• [Goal of the exercise]
Select and copy out every line in the records containing "会社概要".

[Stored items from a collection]
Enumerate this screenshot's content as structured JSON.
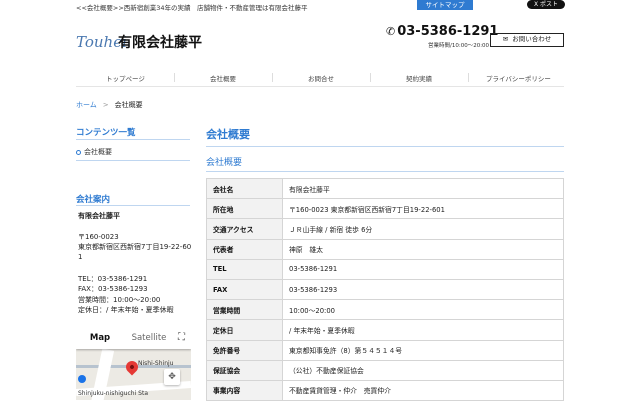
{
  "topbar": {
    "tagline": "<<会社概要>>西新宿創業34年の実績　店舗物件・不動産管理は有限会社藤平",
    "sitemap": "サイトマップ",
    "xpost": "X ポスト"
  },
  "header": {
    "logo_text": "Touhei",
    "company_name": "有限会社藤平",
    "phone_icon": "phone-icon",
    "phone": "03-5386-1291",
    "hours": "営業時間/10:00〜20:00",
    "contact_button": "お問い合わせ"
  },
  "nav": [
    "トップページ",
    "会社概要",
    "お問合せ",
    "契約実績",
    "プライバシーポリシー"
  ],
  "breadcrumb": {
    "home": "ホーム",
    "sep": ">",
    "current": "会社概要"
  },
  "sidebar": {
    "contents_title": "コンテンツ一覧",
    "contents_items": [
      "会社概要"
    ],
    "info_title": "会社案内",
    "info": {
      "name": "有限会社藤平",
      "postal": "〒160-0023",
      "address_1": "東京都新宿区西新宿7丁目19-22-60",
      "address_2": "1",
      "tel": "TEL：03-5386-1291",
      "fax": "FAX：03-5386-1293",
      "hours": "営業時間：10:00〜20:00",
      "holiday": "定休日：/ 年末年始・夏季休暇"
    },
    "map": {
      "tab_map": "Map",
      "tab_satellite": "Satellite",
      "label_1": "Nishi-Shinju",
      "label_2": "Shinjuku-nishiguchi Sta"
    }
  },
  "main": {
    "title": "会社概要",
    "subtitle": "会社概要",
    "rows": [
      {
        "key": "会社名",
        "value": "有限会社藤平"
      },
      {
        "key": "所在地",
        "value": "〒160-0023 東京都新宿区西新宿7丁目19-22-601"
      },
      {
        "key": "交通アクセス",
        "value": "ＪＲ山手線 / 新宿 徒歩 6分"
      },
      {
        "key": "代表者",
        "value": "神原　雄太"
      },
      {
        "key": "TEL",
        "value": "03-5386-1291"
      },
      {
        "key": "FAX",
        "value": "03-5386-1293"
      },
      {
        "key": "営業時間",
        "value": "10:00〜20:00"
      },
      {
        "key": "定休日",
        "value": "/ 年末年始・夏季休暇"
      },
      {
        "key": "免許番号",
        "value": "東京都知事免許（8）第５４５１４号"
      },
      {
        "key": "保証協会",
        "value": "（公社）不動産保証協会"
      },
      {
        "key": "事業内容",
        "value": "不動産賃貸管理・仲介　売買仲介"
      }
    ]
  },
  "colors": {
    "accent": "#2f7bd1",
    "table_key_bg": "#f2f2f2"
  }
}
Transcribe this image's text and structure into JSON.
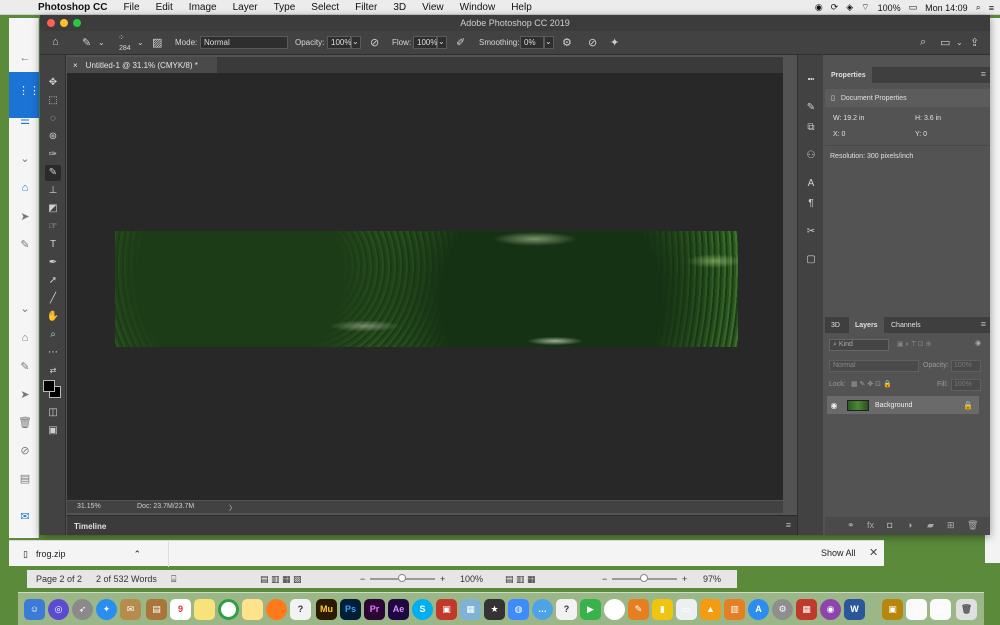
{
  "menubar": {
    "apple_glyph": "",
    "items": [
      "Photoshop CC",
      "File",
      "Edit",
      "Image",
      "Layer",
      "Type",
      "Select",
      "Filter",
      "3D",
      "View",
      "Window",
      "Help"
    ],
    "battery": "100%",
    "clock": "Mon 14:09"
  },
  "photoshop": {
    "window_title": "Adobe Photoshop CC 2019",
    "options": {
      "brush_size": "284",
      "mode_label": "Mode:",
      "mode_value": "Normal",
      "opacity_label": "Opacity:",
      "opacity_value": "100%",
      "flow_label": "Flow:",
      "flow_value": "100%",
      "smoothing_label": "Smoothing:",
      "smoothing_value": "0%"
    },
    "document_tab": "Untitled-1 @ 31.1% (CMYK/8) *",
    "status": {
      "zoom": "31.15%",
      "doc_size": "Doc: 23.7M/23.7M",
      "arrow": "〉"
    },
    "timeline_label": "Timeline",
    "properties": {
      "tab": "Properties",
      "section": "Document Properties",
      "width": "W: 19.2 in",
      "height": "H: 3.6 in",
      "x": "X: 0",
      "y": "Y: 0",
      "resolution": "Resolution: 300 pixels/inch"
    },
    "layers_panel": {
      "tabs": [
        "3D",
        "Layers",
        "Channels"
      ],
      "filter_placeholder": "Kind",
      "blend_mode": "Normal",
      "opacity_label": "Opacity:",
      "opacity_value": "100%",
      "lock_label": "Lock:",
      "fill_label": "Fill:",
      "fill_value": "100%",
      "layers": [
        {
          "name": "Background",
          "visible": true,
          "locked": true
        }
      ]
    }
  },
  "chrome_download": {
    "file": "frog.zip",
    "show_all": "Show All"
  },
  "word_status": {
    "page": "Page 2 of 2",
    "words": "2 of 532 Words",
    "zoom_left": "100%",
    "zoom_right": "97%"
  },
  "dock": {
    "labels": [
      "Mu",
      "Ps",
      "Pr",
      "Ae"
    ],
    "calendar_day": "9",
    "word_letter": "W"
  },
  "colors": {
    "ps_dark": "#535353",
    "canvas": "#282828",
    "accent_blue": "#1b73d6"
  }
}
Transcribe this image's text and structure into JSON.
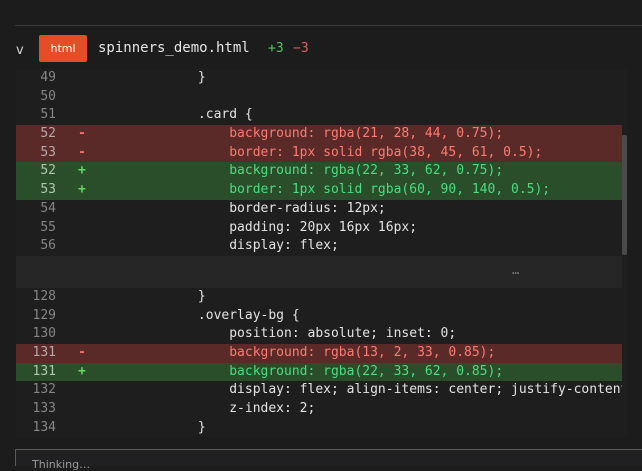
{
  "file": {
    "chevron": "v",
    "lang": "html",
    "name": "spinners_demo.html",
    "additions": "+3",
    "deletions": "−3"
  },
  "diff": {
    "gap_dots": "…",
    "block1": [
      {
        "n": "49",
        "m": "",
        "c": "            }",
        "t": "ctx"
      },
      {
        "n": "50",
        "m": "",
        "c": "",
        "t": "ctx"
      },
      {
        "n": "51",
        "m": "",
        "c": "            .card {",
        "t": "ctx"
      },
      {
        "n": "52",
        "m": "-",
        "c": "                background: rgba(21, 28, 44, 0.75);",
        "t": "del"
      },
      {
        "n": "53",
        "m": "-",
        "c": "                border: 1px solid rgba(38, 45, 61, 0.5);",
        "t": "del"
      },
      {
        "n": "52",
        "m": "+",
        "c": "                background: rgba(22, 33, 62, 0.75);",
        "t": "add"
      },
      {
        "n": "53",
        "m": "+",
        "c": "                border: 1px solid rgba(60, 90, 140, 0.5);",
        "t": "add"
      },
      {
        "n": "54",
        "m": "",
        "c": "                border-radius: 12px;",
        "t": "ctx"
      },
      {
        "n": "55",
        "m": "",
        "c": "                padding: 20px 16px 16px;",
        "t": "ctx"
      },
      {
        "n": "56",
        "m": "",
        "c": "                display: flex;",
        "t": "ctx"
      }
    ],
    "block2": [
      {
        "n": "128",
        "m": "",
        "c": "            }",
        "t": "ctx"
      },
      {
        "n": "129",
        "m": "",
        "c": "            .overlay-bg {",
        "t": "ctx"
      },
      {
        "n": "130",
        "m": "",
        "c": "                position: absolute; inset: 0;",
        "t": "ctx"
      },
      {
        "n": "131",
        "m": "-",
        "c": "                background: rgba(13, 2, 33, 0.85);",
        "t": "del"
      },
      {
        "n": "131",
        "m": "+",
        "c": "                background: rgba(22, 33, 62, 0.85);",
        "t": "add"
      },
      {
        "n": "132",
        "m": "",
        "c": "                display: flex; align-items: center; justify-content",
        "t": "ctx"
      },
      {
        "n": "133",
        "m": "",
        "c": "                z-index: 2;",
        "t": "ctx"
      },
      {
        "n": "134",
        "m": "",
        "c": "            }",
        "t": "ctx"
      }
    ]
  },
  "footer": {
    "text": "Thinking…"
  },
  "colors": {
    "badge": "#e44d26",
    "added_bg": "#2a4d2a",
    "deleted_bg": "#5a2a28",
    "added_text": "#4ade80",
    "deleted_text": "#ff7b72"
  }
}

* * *

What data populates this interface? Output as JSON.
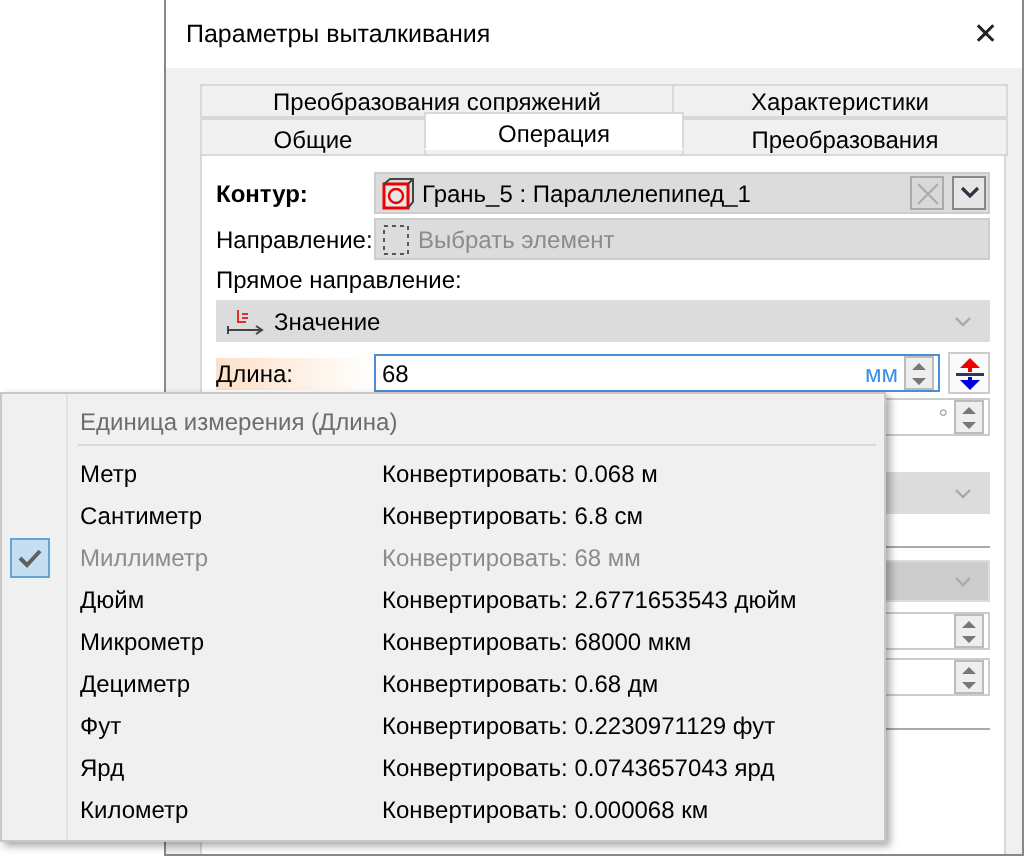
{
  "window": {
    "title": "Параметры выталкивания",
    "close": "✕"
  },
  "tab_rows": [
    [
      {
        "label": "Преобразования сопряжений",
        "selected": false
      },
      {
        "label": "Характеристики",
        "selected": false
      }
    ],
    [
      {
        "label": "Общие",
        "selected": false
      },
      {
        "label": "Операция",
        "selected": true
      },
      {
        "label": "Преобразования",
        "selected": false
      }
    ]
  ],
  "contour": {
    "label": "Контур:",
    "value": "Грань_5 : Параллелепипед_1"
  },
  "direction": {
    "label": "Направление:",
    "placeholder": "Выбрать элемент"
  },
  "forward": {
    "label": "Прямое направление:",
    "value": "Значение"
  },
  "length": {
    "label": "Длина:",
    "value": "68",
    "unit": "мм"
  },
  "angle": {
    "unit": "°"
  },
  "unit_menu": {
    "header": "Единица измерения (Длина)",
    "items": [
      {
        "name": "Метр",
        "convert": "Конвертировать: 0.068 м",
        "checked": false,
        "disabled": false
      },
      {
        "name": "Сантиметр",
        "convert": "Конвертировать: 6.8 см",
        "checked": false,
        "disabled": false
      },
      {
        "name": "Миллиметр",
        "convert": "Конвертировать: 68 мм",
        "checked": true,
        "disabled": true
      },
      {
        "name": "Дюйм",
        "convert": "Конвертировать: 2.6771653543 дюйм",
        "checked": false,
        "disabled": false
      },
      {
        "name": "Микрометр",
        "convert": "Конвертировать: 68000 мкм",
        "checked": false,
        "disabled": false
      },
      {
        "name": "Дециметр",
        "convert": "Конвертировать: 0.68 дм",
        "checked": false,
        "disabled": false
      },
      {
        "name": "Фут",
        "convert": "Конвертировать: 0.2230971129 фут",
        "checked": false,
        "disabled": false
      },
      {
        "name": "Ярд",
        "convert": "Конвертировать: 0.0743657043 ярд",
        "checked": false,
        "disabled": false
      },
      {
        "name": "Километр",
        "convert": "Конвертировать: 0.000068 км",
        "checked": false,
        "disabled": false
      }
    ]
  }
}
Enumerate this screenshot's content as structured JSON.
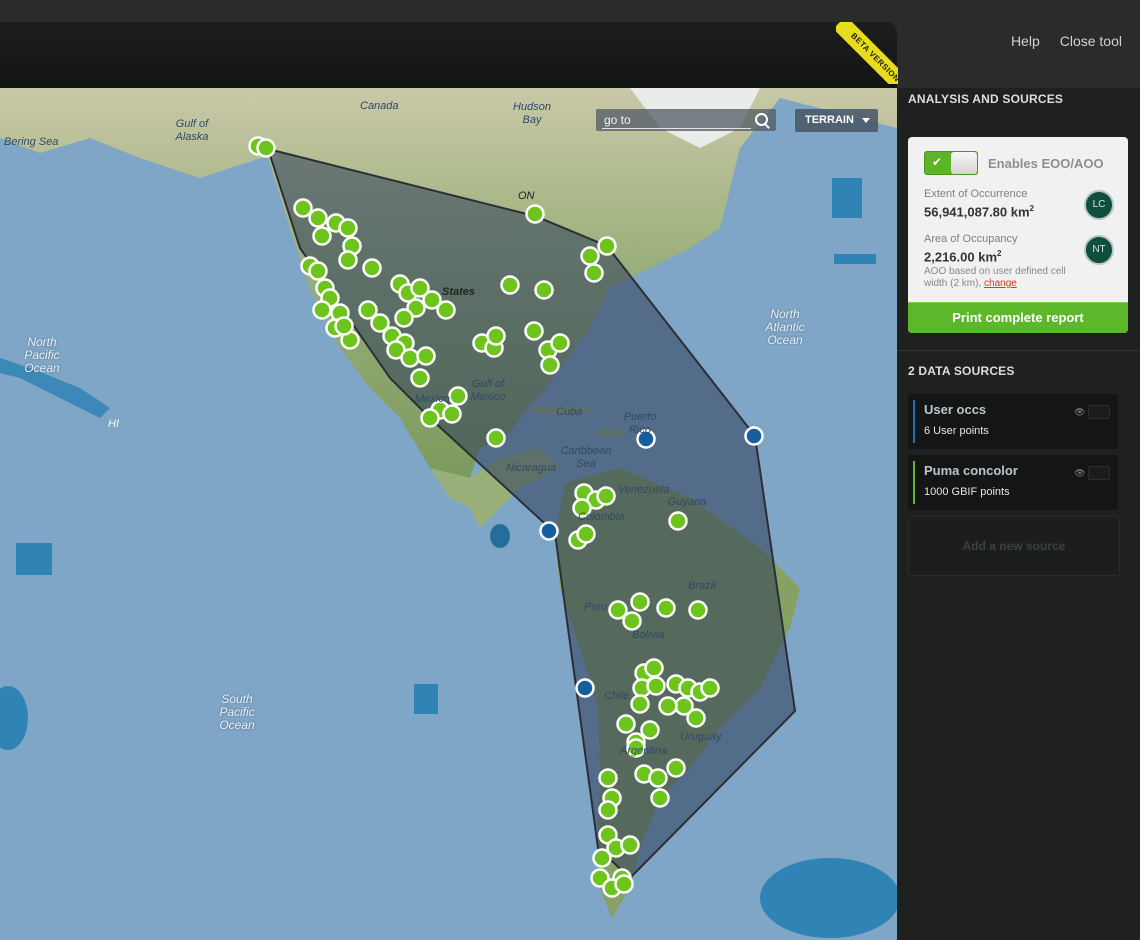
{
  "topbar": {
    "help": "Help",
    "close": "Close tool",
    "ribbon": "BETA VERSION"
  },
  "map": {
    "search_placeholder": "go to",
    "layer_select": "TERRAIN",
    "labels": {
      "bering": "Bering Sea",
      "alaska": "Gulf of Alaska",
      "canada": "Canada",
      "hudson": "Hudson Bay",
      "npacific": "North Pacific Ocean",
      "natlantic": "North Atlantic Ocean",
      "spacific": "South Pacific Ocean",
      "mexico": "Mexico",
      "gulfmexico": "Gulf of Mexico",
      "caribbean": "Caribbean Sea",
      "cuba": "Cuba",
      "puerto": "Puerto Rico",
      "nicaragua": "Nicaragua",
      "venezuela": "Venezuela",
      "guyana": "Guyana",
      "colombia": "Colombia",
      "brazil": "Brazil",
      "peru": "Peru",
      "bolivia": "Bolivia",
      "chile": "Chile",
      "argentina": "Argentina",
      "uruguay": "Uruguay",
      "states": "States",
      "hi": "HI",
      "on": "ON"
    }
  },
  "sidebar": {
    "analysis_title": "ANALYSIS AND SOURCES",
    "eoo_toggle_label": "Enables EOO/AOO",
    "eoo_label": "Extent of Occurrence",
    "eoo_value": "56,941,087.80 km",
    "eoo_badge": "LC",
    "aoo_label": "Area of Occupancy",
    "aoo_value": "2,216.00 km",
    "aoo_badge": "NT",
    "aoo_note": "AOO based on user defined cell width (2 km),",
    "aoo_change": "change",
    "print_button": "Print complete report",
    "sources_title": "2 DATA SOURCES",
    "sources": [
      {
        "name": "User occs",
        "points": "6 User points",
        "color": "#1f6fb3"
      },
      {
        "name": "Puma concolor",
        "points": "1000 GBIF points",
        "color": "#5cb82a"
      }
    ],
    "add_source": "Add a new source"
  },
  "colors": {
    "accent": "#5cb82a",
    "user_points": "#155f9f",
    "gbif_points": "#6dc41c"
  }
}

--

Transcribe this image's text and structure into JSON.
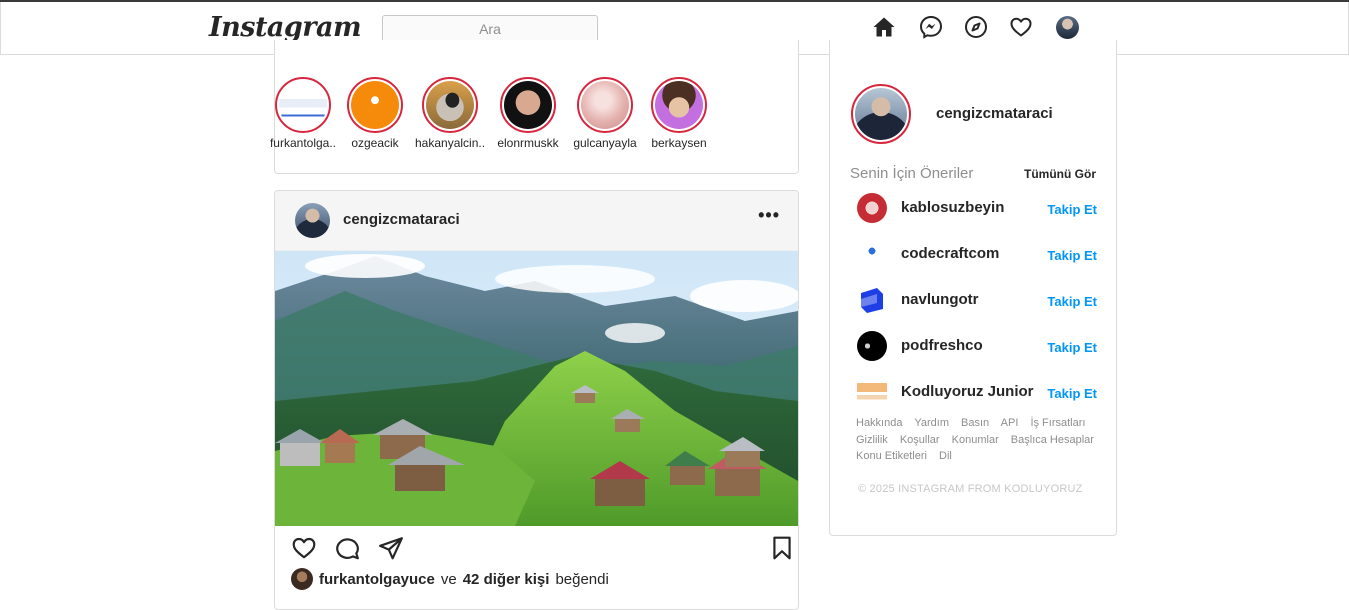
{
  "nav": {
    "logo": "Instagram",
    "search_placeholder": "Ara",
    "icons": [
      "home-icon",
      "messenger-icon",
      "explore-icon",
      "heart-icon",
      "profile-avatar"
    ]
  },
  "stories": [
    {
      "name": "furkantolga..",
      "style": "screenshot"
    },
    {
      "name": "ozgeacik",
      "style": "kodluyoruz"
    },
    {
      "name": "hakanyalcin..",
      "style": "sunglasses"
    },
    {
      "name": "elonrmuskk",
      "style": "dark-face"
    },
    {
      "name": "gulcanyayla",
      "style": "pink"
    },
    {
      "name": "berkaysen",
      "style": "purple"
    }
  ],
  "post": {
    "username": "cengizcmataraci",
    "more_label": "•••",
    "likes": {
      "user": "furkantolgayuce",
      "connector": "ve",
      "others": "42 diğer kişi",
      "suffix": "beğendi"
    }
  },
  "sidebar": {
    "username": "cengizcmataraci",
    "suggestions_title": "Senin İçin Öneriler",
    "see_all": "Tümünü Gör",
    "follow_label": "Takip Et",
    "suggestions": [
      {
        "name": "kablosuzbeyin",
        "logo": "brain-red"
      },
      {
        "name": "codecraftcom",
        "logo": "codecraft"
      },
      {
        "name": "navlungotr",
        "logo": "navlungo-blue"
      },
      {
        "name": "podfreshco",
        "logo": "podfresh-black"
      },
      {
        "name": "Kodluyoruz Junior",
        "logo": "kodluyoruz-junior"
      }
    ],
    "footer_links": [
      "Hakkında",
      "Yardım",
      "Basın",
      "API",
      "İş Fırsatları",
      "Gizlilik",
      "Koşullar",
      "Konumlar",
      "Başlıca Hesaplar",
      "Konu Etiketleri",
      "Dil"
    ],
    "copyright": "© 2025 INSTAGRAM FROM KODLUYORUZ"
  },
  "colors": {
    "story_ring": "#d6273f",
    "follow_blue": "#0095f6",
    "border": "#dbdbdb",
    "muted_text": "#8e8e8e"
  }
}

• [Output for this task]
    "tagline": "<<会社概要>>西新宿創業34年の実績　店舗物件・不動産管理は有限会社藤平",
    "会社概要",
    "current": "会社概要"
      "会社概要"
    "title": "会社概要",
    "subtitle": "会社概要",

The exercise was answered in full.